5. Parnelor is used to treat mental/mood problems such as depression. It may help improve mood and feelings of well-being, relieve anxiety and tension, help you sleep better, and increase your energy level. This medication belongs to a class of medications called tricyclic antidepressants. It works by affecting the balance of certain natural chemicals neurotransmitters) in the brain. (Rivera Aff., ¶ 6).
6. On December 1, 1998, Rivera saw Ms. Caldwell for a psychiatric visit (Ex. A, pp. 150, 230, 358). She was refusing all medications at that time, including the antidepressant Parnelor which he had prescribed for her the previous month. She stated she wanted to be eligible for the work release program and is trying to do it without psychiatric medications. (Ex. A, p. 358). She denied any side effects. Rivera stopped the Pamelor since she was refusing all psychiatric medications and was not a candidate for forced medications. He scheduled a follow up in one month. Id. (Rivera Aff., ¶ 7).
7. On January 5, 1999, Dr. Rivera saw Ms. Caldwell for a psychiatric visit (Ex. A, pp. 151, 177). She was refusing all psychotropic medications at that time, and reported that she was doing well without them. She denied any depression. No psychiatric medications were clinically indicated based on her self reports and Rivera's personal observations of her.
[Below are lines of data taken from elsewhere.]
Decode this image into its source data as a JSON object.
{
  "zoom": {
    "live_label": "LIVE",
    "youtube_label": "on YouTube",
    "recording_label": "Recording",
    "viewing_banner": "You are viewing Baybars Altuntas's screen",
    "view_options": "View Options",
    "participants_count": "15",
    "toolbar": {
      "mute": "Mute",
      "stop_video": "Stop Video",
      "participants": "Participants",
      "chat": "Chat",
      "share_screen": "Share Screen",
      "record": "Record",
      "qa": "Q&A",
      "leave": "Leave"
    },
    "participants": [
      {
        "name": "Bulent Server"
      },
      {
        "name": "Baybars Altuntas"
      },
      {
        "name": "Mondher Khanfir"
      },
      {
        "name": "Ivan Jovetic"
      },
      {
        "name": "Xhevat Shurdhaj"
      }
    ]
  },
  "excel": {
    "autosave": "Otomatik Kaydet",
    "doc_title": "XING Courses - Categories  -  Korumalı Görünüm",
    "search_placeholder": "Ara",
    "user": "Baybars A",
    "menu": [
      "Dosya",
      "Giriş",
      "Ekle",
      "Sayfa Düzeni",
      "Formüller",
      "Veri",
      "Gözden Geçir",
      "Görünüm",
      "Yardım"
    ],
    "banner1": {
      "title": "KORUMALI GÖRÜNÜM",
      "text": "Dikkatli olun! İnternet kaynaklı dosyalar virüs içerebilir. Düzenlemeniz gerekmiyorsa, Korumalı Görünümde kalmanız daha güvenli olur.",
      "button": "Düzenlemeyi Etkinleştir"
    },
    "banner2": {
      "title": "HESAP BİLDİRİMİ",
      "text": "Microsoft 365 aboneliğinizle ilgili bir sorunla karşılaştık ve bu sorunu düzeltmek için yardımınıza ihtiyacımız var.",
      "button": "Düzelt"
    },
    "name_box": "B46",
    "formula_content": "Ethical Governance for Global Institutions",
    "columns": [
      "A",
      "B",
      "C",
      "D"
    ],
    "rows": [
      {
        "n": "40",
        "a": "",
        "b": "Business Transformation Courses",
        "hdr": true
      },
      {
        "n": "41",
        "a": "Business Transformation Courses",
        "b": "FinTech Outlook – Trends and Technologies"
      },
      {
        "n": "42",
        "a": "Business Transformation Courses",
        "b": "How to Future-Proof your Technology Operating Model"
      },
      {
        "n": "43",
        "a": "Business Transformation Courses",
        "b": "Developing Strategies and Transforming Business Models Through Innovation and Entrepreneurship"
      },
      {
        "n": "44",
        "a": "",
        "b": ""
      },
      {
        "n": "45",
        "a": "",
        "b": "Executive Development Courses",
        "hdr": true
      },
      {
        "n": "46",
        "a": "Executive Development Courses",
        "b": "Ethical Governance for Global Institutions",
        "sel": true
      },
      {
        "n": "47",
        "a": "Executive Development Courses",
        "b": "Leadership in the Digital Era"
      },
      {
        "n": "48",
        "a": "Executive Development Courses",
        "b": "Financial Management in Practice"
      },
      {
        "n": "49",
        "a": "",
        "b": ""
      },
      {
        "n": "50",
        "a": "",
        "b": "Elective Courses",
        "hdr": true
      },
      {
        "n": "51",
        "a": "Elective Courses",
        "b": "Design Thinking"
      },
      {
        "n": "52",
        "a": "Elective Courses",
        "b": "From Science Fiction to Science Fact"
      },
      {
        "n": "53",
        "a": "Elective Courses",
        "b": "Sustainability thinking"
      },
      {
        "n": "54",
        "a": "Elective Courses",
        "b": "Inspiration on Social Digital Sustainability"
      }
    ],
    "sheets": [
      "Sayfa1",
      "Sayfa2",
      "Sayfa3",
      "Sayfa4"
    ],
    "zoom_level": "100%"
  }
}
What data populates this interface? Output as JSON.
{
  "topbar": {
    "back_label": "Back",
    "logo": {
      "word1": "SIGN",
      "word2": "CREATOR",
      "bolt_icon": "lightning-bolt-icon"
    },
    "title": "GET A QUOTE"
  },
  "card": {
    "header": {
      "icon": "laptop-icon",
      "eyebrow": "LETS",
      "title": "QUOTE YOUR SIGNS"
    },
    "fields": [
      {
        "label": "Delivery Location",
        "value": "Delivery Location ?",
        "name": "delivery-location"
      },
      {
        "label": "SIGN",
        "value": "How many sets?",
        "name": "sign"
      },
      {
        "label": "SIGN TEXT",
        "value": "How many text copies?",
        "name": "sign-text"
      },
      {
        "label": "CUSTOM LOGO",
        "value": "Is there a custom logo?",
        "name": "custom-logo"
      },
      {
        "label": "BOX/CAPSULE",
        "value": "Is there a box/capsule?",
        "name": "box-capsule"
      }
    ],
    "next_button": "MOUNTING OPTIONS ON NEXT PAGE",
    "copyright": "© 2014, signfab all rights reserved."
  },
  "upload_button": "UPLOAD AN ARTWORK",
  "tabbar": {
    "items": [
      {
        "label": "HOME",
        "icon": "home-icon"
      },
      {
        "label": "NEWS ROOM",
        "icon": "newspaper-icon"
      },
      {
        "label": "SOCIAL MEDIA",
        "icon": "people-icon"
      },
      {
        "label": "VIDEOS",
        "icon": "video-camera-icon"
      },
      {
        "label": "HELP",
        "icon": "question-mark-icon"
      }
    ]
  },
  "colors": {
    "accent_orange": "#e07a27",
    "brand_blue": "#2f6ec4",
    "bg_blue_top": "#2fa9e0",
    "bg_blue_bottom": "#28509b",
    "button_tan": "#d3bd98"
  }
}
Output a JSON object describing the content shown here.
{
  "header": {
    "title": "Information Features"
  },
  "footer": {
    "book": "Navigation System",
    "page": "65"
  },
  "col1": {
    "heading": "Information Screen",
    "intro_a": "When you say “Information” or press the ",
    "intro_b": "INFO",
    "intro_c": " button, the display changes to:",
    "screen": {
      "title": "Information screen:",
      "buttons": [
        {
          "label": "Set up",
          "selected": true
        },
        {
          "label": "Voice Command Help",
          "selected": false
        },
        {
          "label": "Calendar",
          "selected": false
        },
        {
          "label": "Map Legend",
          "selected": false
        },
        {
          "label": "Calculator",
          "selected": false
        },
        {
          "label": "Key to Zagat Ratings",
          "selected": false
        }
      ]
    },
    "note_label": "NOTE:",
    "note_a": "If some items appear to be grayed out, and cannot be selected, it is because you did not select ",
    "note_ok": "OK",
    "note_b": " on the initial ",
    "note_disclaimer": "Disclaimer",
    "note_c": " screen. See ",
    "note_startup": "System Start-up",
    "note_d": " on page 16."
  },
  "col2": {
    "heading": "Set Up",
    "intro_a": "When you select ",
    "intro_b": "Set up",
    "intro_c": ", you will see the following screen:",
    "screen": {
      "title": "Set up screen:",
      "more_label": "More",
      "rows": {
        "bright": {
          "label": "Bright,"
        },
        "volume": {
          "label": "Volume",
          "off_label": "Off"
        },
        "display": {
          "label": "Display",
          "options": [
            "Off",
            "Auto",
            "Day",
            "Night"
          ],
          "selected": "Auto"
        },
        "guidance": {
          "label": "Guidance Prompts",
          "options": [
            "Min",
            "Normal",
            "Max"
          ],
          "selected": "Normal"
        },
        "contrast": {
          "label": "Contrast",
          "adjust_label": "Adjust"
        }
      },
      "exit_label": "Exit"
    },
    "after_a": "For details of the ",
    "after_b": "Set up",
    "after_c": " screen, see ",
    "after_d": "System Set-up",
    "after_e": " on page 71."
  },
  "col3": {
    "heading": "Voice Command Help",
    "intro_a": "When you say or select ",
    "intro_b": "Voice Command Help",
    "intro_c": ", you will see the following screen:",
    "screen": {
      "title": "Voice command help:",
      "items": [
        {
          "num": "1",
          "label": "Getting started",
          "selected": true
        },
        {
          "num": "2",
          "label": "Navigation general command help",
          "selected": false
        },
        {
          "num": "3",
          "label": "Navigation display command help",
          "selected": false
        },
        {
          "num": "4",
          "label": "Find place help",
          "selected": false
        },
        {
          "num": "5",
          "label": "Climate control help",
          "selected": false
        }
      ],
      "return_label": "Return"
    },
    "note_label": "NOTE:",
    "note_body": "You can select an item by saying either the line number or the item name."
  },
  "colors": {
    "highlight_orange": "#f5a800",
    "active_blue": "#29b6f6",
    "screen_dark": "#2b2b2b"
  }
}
Rivera scheduled a routine follow up in one month. (Rivera Aff., ¶ 8).
8. On February 2, 1999, Dr. Rivera saw Ms. Caldwell for a psychiatric visit (Ex. A, pp. 151, 178). She was refusing all psychotropic medications at that time, and reported that she was doing well without them. She denied any depression, suicidality, homicidality, psychosis, mania or psychiatric problems. She had no complaints on this visit. No psychiatric medications were clinically indicated based on her self reports and Rivera's personal observations of her. Rivera scheduled a routine follow up in one month. (Rivera Aff., ¶ 9).
9. On March 1, 1999, Ms. Caldwell refused to see Dr. Rivera. (Rivera Aff., ¶ 10).
10. On April 1, 1999, Dr. Rivera saw Ms. Caldwell for a psychiatric visit (Ex. A, pp. 153, 180). She was refusing all psychotropic medications at that time, and reported that she was doing well without them. She denied any depression, suicidality, homicidality, psychosis, mania or psychiatric problems. She had no complaints on this visit. No psychiatric medications were clinically indicated based on her self reports and Rivera's personal observations of her. Dr. Rivera scheduled a routine follow up in three months. (Rivera Aff., ¶ 11)).
11. On May 4, 1999 at 11:30 a.m., Dr. Rivera saw Ms. Caldwell in her room in the mental health unit. Earlier that day she reported throwing blood on the correctional officers and was subsequently locked down, (Ex. A, p. 359). She was refusing to talk with anybody except Gene Peterson, the psychologist. She was uncooperative and would not answer Dr. Rivera's questions. She did not appear psychotic. Id. She was still refusing all medications. (See p. 154). It was Dr. Rivera's conclusion that her difficulty at this time was behavioral and that she was not psychotic as he had followed her for many months. (Ex. A, p. 359). Rivera noted that she had not been on any psychotropic medication for the past 5 or 6 months due to the fact that she refused it and denied psychiatric problems. Id. During that times she was free of psychosis and major behavioral problems. It was Rivera's belief that she was acting out, and he recommended segregation for the incident earlier that day. Rivera did not believe that putting her on forced medications was warranted. Rivera scheduled follow up on an as needed basis only. (Rivera Aff., TI 12).
12. On May 4, 1999, at approximately 10:05 pm, Ms. Caldwell's medical records indicate that Dr. Rivera gave an order approving plaintiff to be placed in mental health therapeutic restraints for up to 16 hours for her medical safety and for the safety of correctional staff. (Ex. A ...